Controversy continues to swirl around a Northeast Florida lawman who suggested deputizing his county’s gun owners to deal with unruly protesters.
On Thursday, a Jacksonville civil rights leader called Clay County Sheriff Darryl Daniels a “black Nazi,” suggesting that the news cycle from the law enforcement officer’s pyrotechnic comments earlier this week will continue.
Ben Frazier of the Northside Coalition dubbed Daniels’ policy proposal “absolutely appalling … a disgrace to the uniform and the badge.”
“The Black Nazi Sheriff of Clay county has issued an open declaration of war against peaceful protesters,” Frazier thundered, calling the comments “anti-American.”
On Tuesday, Daniels released a video vowing to, if needed, deputize gun owners in the event Black Lives Matter protesters came into the county.
“Somebody has to step up in front of the camera and say ‘enough is enough,’” said Daniels, vowing that “if we can’t handle you …. I’ll make special deputies of every lawful gun owner in this county.”
The three-minute video is full of the kind of bluster that traditionally plays well in Clay.
“If you threaten to come to Clay County and think for one second we’ll bend our backs for you, you’re sadly mistaken,” Daniels said.
“You can threaten all you want, you can say ‘let’s go to Clay County’,” but “you’ll have something waiting for you you don’t want,” he added.
“The second you step out from under the protection of the Constitution, we’ll be waiting for you, and you’ll have everything you want. All the publicity, all the pain, all the glamour and glory, for all that five minutes will give you,” Daniels promised.
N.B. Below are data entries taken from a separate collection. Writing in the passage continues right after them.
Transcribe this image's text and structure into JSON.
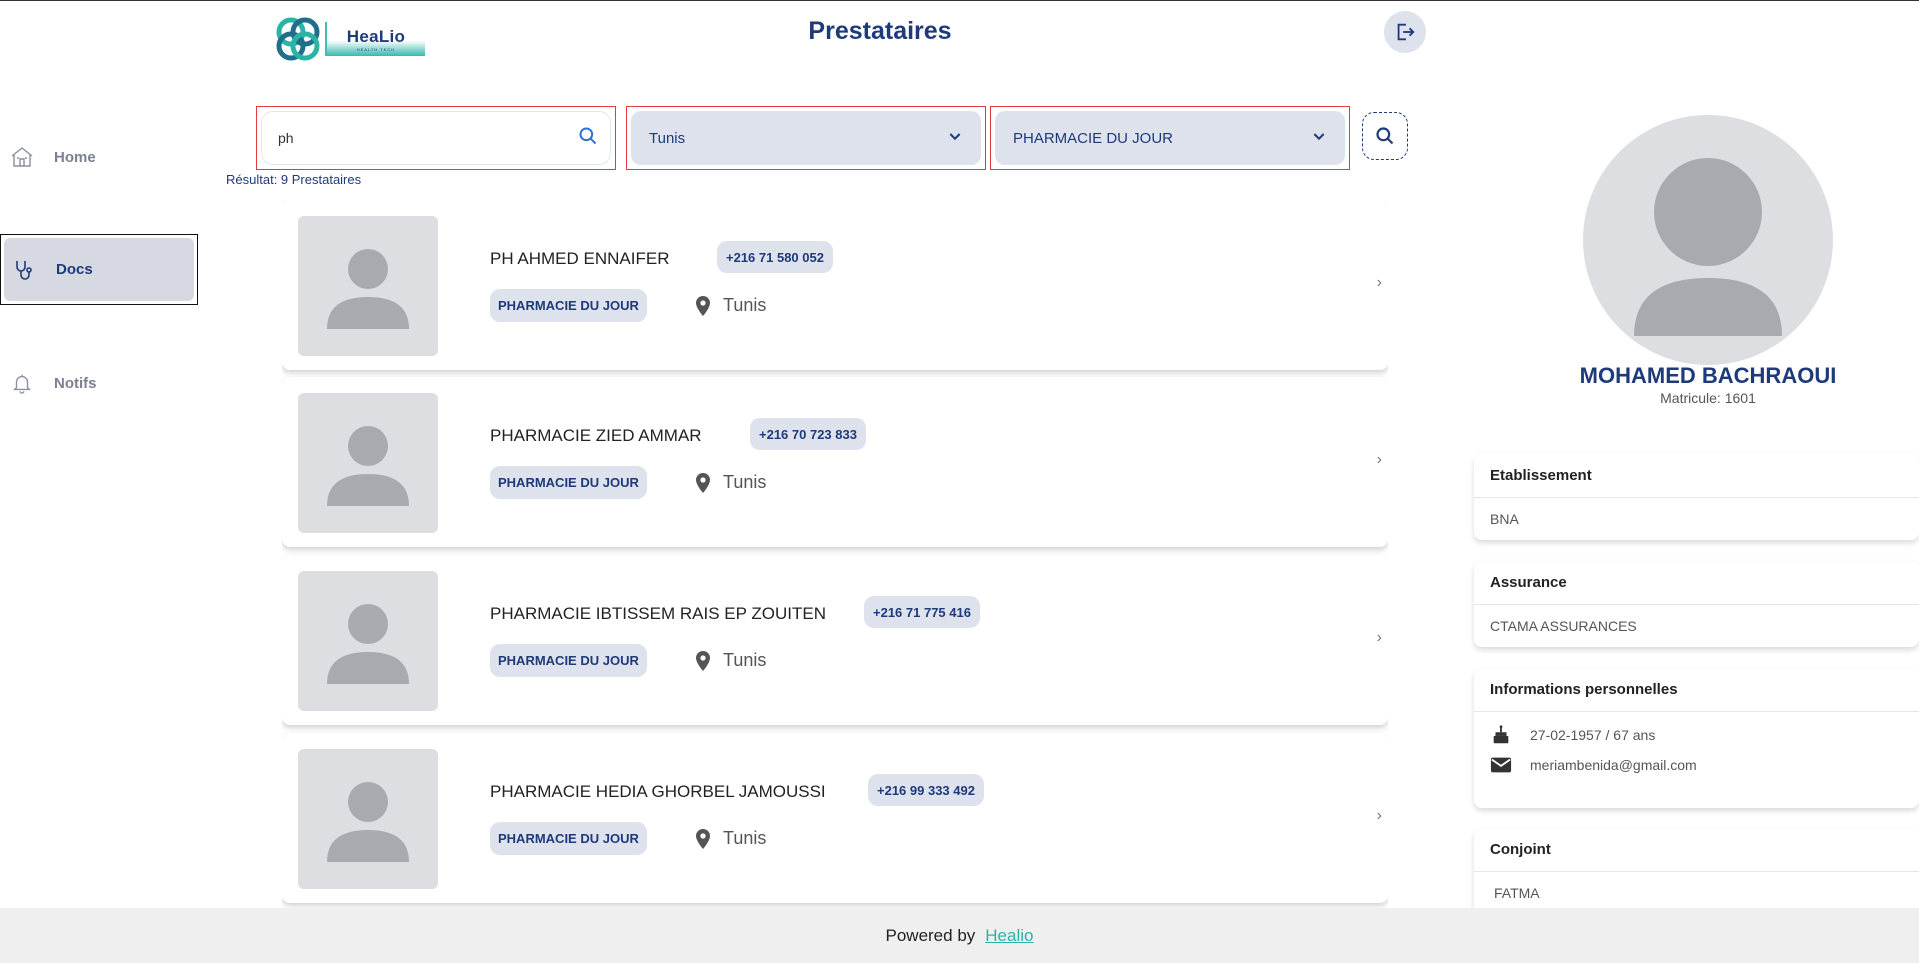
{
  "app": {
    "brand": "HeaLio",
    "brand_tagline": "HEALTH TECH",
    "page_title": "Prestataires"
  },
  "sidebar": {
    "items": [
      {
        "label": "Home",
        "icon": "home-icon",
        "active": false
      },
      {
        "label": "Docs",
        "icon": "stethoscope-icon",
        "active": true
      },
      {
        "label": "Notifs",
        "icon": "bell-icon",
        "active": false
      }
    ]
  },
  "filters": {
    "search_value": "ph",
    "city": "Tunis",
    "type": "PHARMACIE DU JOUR",
    "result_text": "Résultat: 9 Prestataires"
  },
  "providers": [
    {
      "name": "PH AHMED ENNAIFER",
      "phone": "+216 71 580 052",
      "type": "PHARMACIE DU JOUR",
      "city": "Tunis"
    },
    {
      "name": "PHARMACIE ZIED AMMAR",
      "phone": "+216 70 723 833",
      "type": "PHARMACIE DU JOUR",
      "city": "Tunis"
    },
    {
      "name": "PHARMACIE IBTISSEM RAIS EP ZOUITEN",
      "phone": "+216 71 775 416",
      "type": "PHARMACIE DU JOUR",
      "city": "Tunis"
    },
    {
      "name": "PHARMACIE HEDIA GHORBEL JAMOUSSI",
      "phone": "+216 99 333 492",
      "type": "PHARMACIE DU JOUR",
      "city": "Tunis"
    }
  ],
  "profile": {
    "name": "MOHAMED BACHRAOUI",
    "matricule": "Matricule: 1601",
    "etablissement_title": "Etablissement",
    "etablissement_value": "BNA",
    "assurance_title": "Assurance",
    "assurance_value": "CTAMA ASSURANCES",
    "info_title": "Informations personnelles",
    "birth": "27-02-1957 / 67 ans",
    "email": "meriambenida@gmail.com",
    "conjoint_title": "Conjoint",
    "conjoint_value": "FATMA"
  },
  "footer": {
    "powered_by": "Powered by",
    "brand_link": "Healio"
  },
  "colors": {
    "primary": "#1e3a7b",
    "accent": "#2bb3a6",
    "chip_bg": "#dde2ec",
    "highlight_border": "#e23b3b"
  }
}
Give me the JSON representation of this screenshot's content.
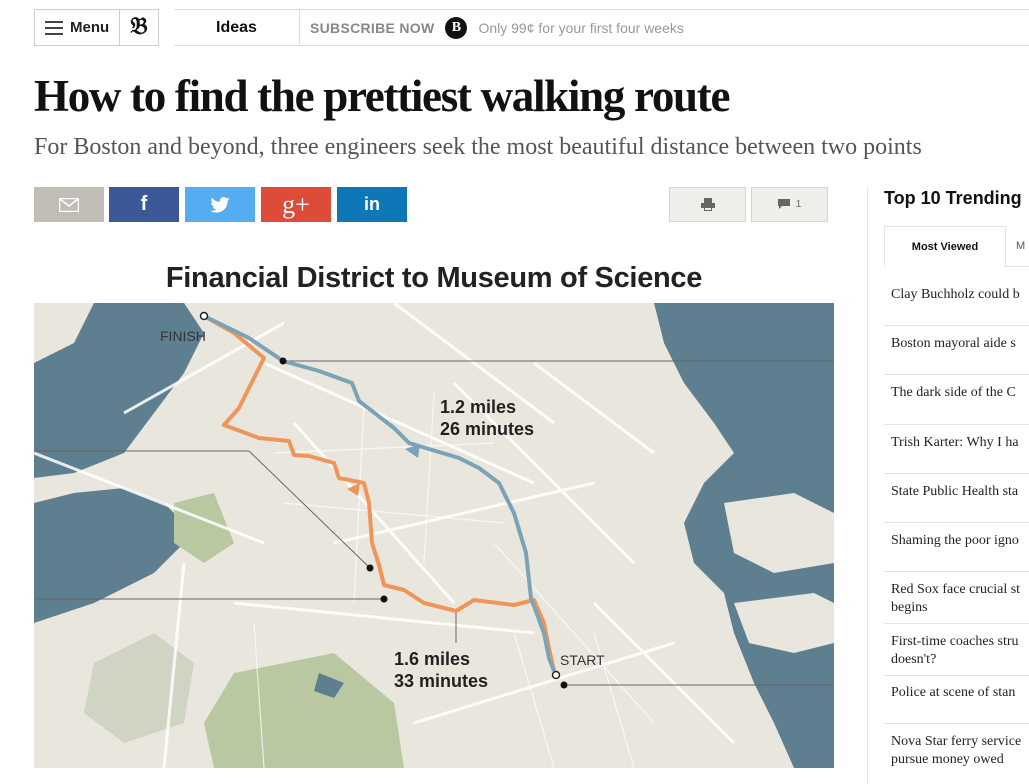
{
  "header": {
    "menu_label": "Menu",
    "logo_glyph": "𝔅",
    "section": "Ideas",
    "subscribe_label": "SUBSCRIBE NOW",
    "subscribe_logo": "B",
    "offer_text": "Only 99¢ for your first four weeks"
  },
  "article": {
    "headline": "How to find the prettiest walking route",
    "subhead": "For Boston and beyond, three engineers seek the most beautiful distance between two points"
  },
  "share": {
    "facebook_glyph": "f",
    "googleplus_glyph": "g+",
    "linkedin_glyph": "in",
    "comment_count": "1"
  },
  "graphic": {
    "title": "Financial District to Museum of Science",
    "finish_label": "FINISH",
    "start_label": "START",
    "blue_route_distance": "1.2 miles",
    "blue_route_time": "26 minutes",
    "orange_route_distance": "1.6 miles",
    "orange_route_time": "33 minutes",
    "blue_route_color": "#7aa3b8",
    "orange_route_color": "#f0955a",
    "water_color": "#5e7f8f",
    "park_color": "#b9c8a0"
  },
  "sidebar": {
    "title": "Top 10 Trending",
    "tab_active": "Most Viewed",
    "tab_next": "M",
    "items": [
      {
        "line1": "Clay Buchholz could b",
        "line2": ""
      },
      {
        "line1": "Boston mayoral aide s",
        "line2": ""
      },
      {
        "line1": "The dark side of the C",
        "line2": ""
      },
      {
        "line1": "Trish Karter: Why I ha",
        "line2": ""
      },
      {
        "line1": "State Public Health sta",
        "line2": ""
      },
      {
        "line1": "Shaming the poor igno",
        "line2": ""
      },
      {
        "line1": "Red Sox face crucial st",
        "line2": "begins"
      },
      {
        "line1": "First-time coaches stru",
        "line2": "doesn't?"
      },
      {
        "line1": "Police at scene of stan",
        "line2": ""
      },
      {
        "line1": "Nova Star ferry service",
        "line2": "pursue money owed"
      }
    ]
  }
}
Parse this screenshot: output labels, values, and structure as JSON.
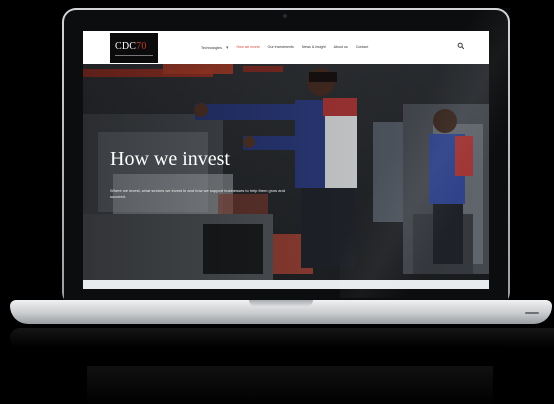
{
  "site": {
    "logo_text": "CDC",
    "logo_accent": "70",
    "nav": [
      {
        "label": "Technologies",
        "active": false,
        "has_dropdown": true
      },
      {
        "label": "How we invest",
        "active": true,
        "has_dropdown": false
      },
      {
        "label": "Our investments",
        "active": false,
        "has_dropdown": false
      },
      {
        "label": "News & insight",
        "active": false,
        "has_dropdown": false
      },
      {
        "label": "About us",
        "active": false,
        "has_dropdown": false
      },
      {
        "label": "Contact",
        "active": false,
        "has_dropdown": false
      }
    ],
    "search_icon": "search-icon"
  },
  "hero": {
    "title": "How we invest",
    "copy": "Where we invest, what sectors we invest in and how we support businesses to help them grow and succeed."
  },
  "colors": {
    "accent": "#d24a3b",
    "hero_title": "#ffffff",
    "hero_bg": "#2d2f34",
    "bezel": "#0c0d0e",
    "page_bg": "#000000"
  }
}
The timing of the video is not accidental. Daniels faces a seven-person primary in August, and the video will only burnish his name identification against a disparate field of candidates. He is, by far, the most media savvy of the field.
The Sheriff faces a Florida Department of Law Enforcement investigation which has reached some stage of conclusion, but lacks a prosecuting attorney. 4th Circuit State Attorney Melissa Nelson begged off, asserting a “conflict of interest.”
This suggests that any movement will happen only after the August primary, which will decide the next four years of law enforcement in the county, as there is no filed Democratic candidate.